Out Of Control Urban Fly Populations Terrified Americans During The Early Twentieth Centurymagicpest-logo

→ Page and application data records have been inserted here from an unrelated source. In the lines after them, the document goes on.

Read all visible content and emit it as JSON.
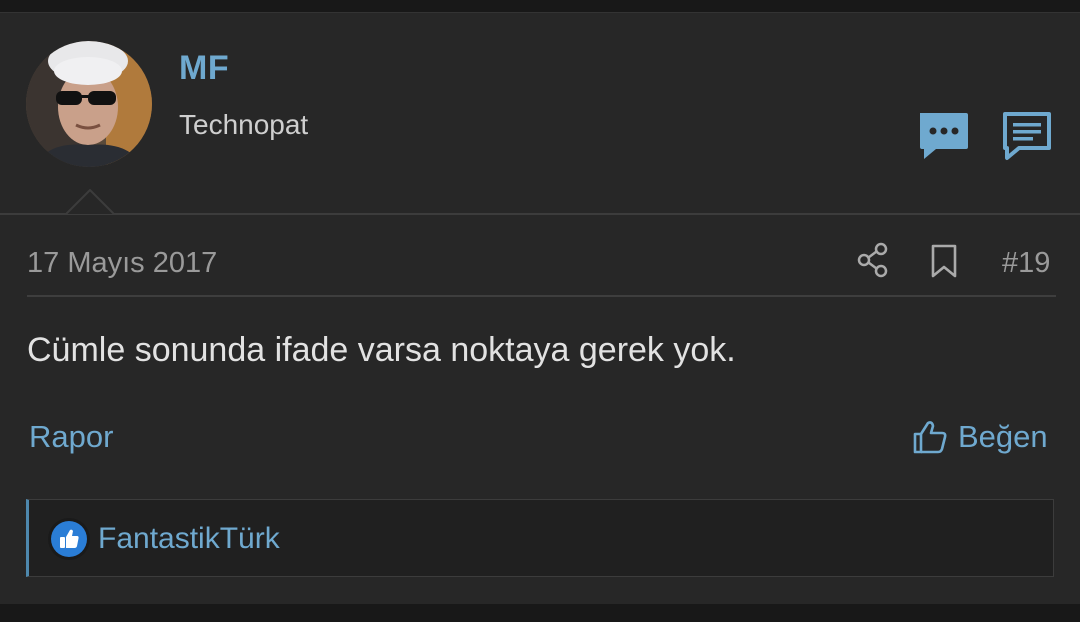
{
  "user": {
    "name": "MF",
    "title": "Technopat"
  },
  "post": {
    "date": "17 Mayıs 2017",
    "number": "#19",
    "body": "Cümle sonunda ifade varsa noktaya gerek yok."
  },
  "actions": {
    "report_label": "Rapor",
    "like_label": "Beğen"
  },
  "reactions": {
    "users": "FantastikTürk"
  },
  "icons": {
    "chat": "chat-bubble-icon",
    "message": "message-icon",
    "share": "share-icon",
    "bookmark": "bookmark-icon",
    "like": "thumbs-up-icon",
    "reaction": "like-reaction-icon"
  },
  "colors": {
    "accent": "#6fa9cf",
    "background": "#272727",
    "text": "#e2e2e2",
    "muted": "#9a9a9a",
    "reaction_badge": "#2a7dd6"
  }
}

Today, everyone should be familiar with the various ways in which people can protect themselves from dangerous insect pests. Mosquitoes are the modern insect threat to be controlled, and American public health officials are doing their best to share with the public the various measures that can be taken to avoid sustaining bites from disease-carrying mosquitoes. Insect pests have always been a threat to humans, and it is impossible to find a time in history when there was not an insect menace to fear. For example, back in 1900, Americans were terrified of flies. The flies that were feared during this time were not exotic flies that bit people or spread disease; instead, the insect threat came from simple houseflies. It may be hard to believe that Americans used to fear houseflies, as they are encountered on a daily basis during the summer, but the American government used to be convinced that houseflies possessed disease-spreading potential. During the early twentieth century, government-employed public health officials were not shy about sharing the housefly threat with the America public. As you can imagine, the American public responded to these warnings with mass panic.

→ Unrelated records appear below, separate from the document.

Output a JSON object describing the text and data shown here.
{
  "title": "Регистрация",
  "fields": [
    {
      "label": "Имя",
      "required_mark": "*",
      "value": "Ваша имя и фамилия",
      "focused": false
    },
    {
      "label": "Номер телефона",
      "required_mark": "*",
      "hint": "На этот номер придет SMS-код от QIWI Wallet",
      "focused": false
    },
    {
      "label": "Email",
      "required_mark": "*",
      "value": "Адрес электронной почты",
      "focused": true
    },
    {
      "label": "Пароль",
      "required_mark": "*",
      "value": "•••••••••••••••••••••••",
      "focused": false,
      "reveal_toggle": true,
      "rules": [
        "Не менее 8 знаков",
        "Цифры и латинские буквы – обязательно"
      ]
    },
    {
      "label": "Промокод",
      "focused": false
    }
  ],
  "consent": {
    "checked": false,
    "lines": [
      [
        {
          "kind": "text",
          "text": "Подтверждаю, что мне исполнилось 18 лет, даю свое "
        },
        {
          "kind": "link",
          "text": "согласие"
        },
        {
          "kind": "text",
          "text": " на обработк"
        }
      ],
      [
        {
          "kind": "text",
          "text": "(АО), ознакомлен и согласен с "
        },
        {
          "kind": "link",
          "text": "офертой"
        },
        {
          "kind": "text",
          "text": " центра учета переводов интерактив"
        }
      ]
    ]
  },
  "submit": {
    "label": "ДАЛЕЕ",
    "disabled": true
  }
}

Today we take garbage-disposal services for granted. Believe it or not, public garbage-disposal has not always been an established part of life in America. Prior to the mainstream use of vehicles, horses were common, and they left massive amounts of manure in the streets, as did many other animals. At the time, public health officials feared that flies would spread disease to humans after making contact with the bacteria-rich manure that littered the streets of Washington DC. Houseflies used to be viewed as filthy, as they were well known to swarm near decaying carcasses as well. One educator at the time falsely claimed that fly-borne disease killed seventy thousand Americans every year. The threat of fly-borne disease prompted activists and public health officials to demand that the government dispose of the tons of manure in urban regions. Public health officials recommended that citizens of manure-saturated urban areas install screens on their doors and windows in order to prevent the entrance of flies. However, the calls for public sanitation reforms were halted by experts who had claimed that houseflies were not spreaders of disease. Luckily, pioneers in the field of medical entomology pressed for better public sanitation programs in order to control the fly supposed menace. Eventually, the overabundance of flies subsided along with the progressive decrease of public manure heaps.

Do you think that you too would have worried about disease-carrying flies if you lived during the first half of the twentieth century?